# What you will do
Report only how many lines of the records contain the word "contact".

# Dataset records
------------------------------------------------------------------------

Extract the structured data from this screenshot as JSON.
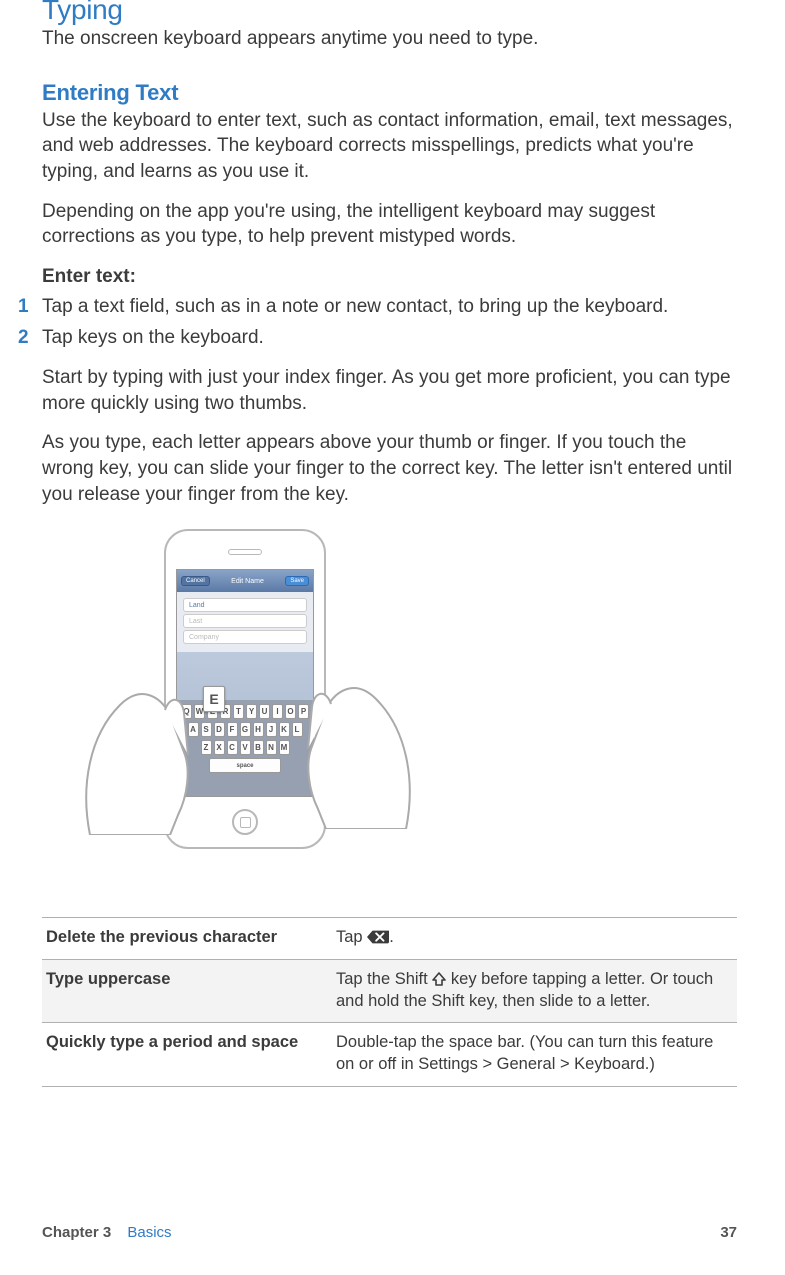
{
  "section": {
    "title": "Typing",
    "intro": "The onscreen keyboard appears anytime you need to type."
  },
  "subsection": {
    "title": "Entering Text",
    "p1": "Use the keyboard to enter text, such as contact information, email, text messages, and web addresses. The keyboard corrects misspellings, predicts what you're typing, and learns as you use it.",
    "p2": "Depending on the app you're using, the intelligent keyboard may suggest corrections as you type, to help prevent mistyped words.",
    "lead": "Enter text:",
    "step1_num": "1",
    "step1": "Tap a text field, such as in a note or new contact, to bring up the keyboard.",
    "step2_num": "2",
    "step2": "Tap keys on the keyboard.",
    "p3": "Start by typing with just your index finger. As you get more proficient, you can type more quickly using two thumbs.",
    "p4": "As you type, each letter appears above your thumb or finger. If you touch the wrong key, you can slide your finger to the correct key. The letter isn't entered until you release your finger from the key."
  },
  "figure": {
    "nav_cancel": "Cancel",
    "nav_title": "Edit Name",
    "nav_save": "Save",
    "field_first": "Land",
    "field_last": "Last",
    "field_company": "Company",
    "popup_key": "E",
    "space": "space",
    "row1": [
      "Q",
      "W",
      "E",
      "R",
      "T",
      "Y",
      "U",
      "I",
      "O",
      "P"
    ],
    "row2": [
      "A",
      "S",
      "D",
      "F",
      "G",
      "H",
      "J",
      "K",
      "L"
    ],
    "row3": [
      "Z",
      "X",
      "C",
      "V",
      "B",
      "N",
      "M"
    ]
  },
  "table": {
    "r1_label": "Delete the previous character",
    "r1_pre": "Tap ",
    "r1_post": ".",
    "r2_label": "Type uppercase",
    "r2_pre": "Tap the Shift ",
    "r2_post": " key before tapping a letter. Or touch and hold the Shift key, then slide to a letter.",
    "r3_label": "Quickly type a period and space",
    "r3_text": "Double-tap the space bar. (You can turn this feature on or off in Settings > General > Keyboard.)"
  },
  "footer": {
    "chapter": "Chapter 3",
    "chapter_title": "Basics",
    "page": "37"
  }
}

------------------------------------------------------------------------

# Answer space
2